** Opening Supplied information block **

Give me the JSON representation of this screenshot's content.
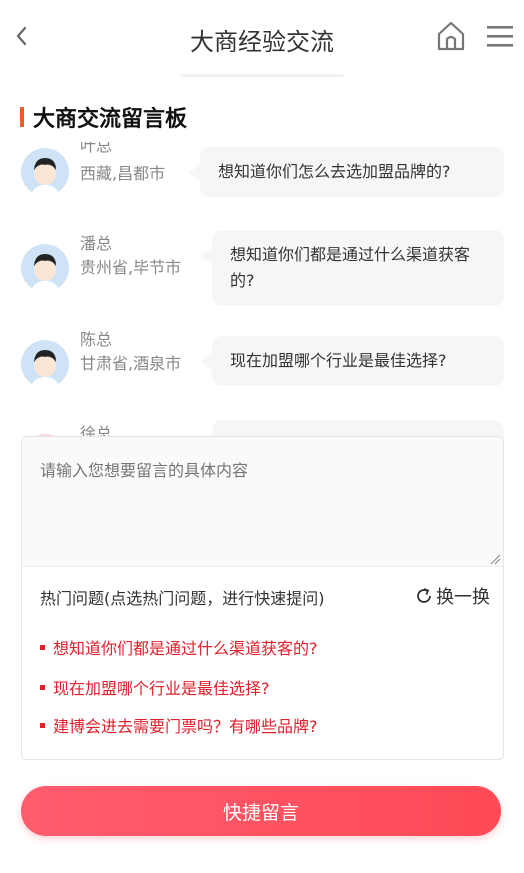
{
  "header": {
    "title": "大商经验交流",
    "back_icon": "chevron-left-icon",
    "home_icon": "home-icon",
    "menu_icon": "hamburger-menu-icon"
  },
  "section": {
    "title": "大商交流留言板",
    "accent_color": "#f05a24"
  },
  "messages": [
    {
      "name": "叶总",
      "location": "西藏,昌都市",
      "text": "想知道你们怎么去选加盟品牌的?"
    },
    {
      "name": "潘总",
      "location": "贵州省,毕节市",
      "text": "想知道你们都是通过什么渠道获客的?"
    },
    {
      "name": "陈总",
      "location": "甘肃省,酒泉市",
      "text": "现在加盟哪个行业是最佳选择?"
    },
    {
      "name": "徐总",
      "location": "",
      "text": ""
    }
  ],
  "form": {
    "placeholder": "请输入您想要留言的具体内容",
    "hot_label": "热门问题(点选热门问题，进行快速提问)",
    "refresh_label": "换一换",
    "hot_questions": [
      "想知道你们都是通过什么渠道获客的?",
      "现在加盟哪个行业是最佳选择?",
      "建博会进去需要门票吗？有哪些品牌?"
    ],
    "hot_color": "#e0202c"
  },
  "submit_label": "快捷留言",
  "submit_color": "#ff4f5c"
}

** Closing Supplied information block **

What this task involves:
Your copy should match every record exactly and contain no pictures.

Answer space:
Give me the JSON representation of this screenshot's content.
{
  "header": {
    "title": "大商经验交流",
    "back_icon": "chevron-left-icon",
    "home_icon": "home-icon",
    "menu_icon": "hamburger-menu-icon"
  },
  "section": {
    "title": "大商交流留言板",
    "accent_color": "#f05a24"
  },
  "messages": [
    {
      "name": "叶总",
      "location": "西藏,昌都市",
      "text": "想知道你们怎么去选加盟品牌的?"
    },
    {
      "name": "潘总",
      "location": "贵州省,毕节市",
      "text": "想知道你们都是通过什么渠道获客的?"
    },
    {
      "name": "陈总",
      "location": "甘肃省,酒泉市",
      "text": "现在加盟哪个行业是最佳选择?"
    },
    {
      "name": "徐总",
      "location": "",
      "text": ""
    }
  ],
  "form": {
    "placeholder": "请输入您想要留言的具体内容",
    "hot_label": "热门问题(点选热门问题，进行快速提问)",
    "refresh_label": "换一换",
    "hot_questions": [
      "想知道你们都是通过什么渠道获客的?",
      "现在加盟哪个行业是最佳选择?",
      "建博会进去需要门票吗？有哪些品牌?"
    ],
    "hot_color": "#e0202c"
  },
  "submit_label": "快捷留言",
  "submit_color": "#ff4f5c"
}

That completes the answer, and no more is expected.